>>>>

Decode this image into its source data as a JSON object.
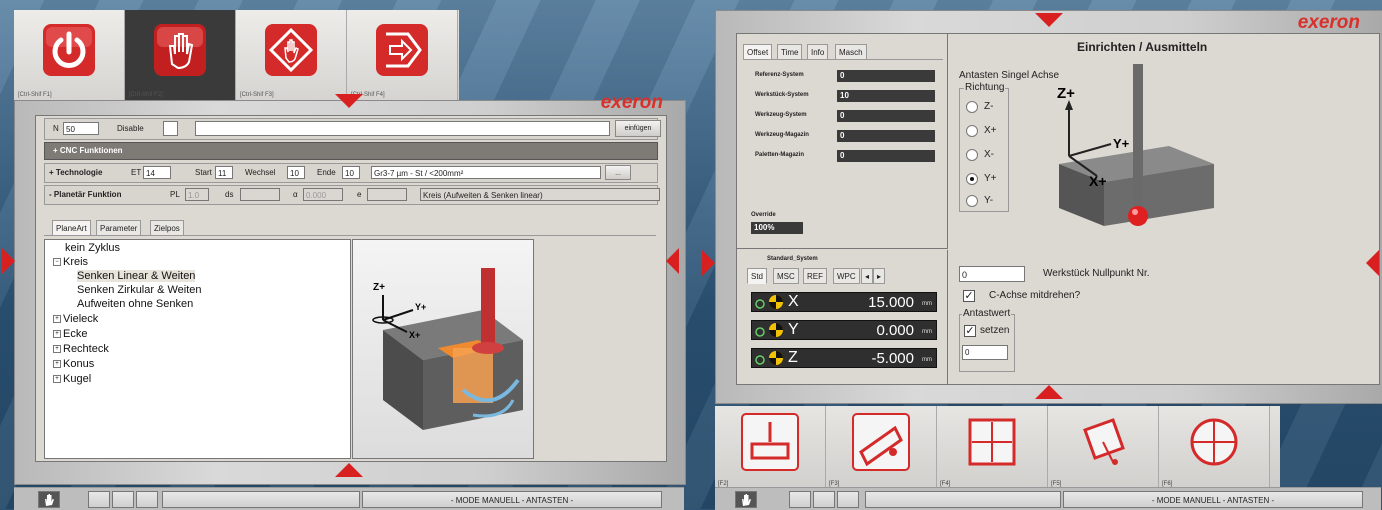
{
  "left": {
    "fkeys": [
      "[Ctrl-Shif F1]",
      "[Ctrl-Shif F2]",
      "[Ctrl-Shif F3]",
      "[Ctrl-Shif F4]"
    ],
    "brand": "exeron",
    "n_label": "N",
    "n_value": "50",
    "disable_label": "Disable",
    "insert_button": "einfügen",
    "cnc_section": "+ CNC Funktionen",
    "tech": {
      "title": "+ Technologie",
      "et_label": "ET",
      "et_value": "14",
      "start_label": "Start",
      "start_value": "11",
      "wechsel_label": "Wechsel",
      "wechsel_value": "10",
      "ende_label": "Ende",
      "ende_value": "10",
      "material": "Gr3-7 µm - St / <200mm²",
      "more_button": "..."
    },
    "planet": {
      "title": "- Planetär Funktion",
      "pl_label": "PL",
      "pl_value": "1.0",
      "ds_label": "ds",
      "alpha_label": "α",
      "alpha_value": "0.000",
      "e_label": "e",
      "description": "Kreis (Aufweiten & Senken linear)"
    },
    "tabs": [
      "PlaneArt",
      "Parameter",
      "Zielpos"
    ],
    "tree": [
      "kein Zyklus",
      "Kreis",
      "Senken Linear & Weiten",
      "Senken Zirkular & Weiten",
      "Aufweiten ohne Senken",
      "Vieleck",
      "Ecke",
      "Rechteck",
      "Konus",
      "Kugel"
    ],
    "axis_labels": {
      "z": "Z+",
      "y": "Y+",
      "x": "X+"
    },
    "status_mode": "- MODE MANUELL - ANTASTEN -"
  },
  "right": {
    "brand": "exeron",
    "tabs": [
      "Offset",
      "Time",
      "Info",
      "Masch"
    ],
    "offsets": [
      {
        "label": "Referenz-System",
        "value": "0"
      },
      {
        "label": "Werkstück-System",
        "value": "10"
      },
      {
        "label": "Werkzeug-System",
        "value": "0"
      },
      {
        "label": "Werkzeug-Magazin",
        "value": "0"
      },
      {
        "label": "Paletten-Magazin",
        "value": "0"
      }
    ],
    "override_label": "Override",
    "override_value": "100%",
    "std_system_title": "Standard_System",
    "sys_tabs": [
      "Std",
      "MSC",
      "REF",
      "WPC"
    ],
    "axes": [
      {
        "name": "X",
        "value": "15.000",
        "unit": "mm"
      },
      {
        "name": "Y",
        "value": "0.000",
        "unit": "mm"
      },
      {
        "name": "Z",
        "value": "-5.000",
        "unit": "mm"
      }
    ],
    "panel_title": "Einrichten / Ausmitteln",
    "probe_title": "Antasten Singel Achse",
    "direction_label": "Richtung",
    "directions": [
      "Z-",
      "X+",
      "X-",
      "Y+",
      "Y-"
    ],
    "selected_direction": "Y+",
    "axis_labels": {
      "z": "Z+",
      "y": "Y+",
      "x": "X+"
    },
    "nullpunkt_value": "0",
    "nullpunkt_label": "Werkstück Nullpunkt Nr.",
    "c_axis_label": "C-Achse mitdrehen?",
    "antastwert_label": "Antastwert",
    "setzen_label": "setzen",
    "antastwert_value": "0",
    "fkeys": [
      "[F2]",
      "[F3]",
      "[F4]",
      "[F5]",
      "[F6]"
    ],
    "status_mode": "- MODE MANUELL - ANTASTEN -"
  }
}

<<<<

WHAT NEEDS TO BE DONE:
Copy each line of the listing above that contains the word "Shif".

OUTPUT FOR THIS EXERCISE:
      "[Ctrl-Shif F1]",
      "[Ctrl-Shif F2]",
      "[Ctrl-Shif F3]",
      "[Ctrl-Shif F4]"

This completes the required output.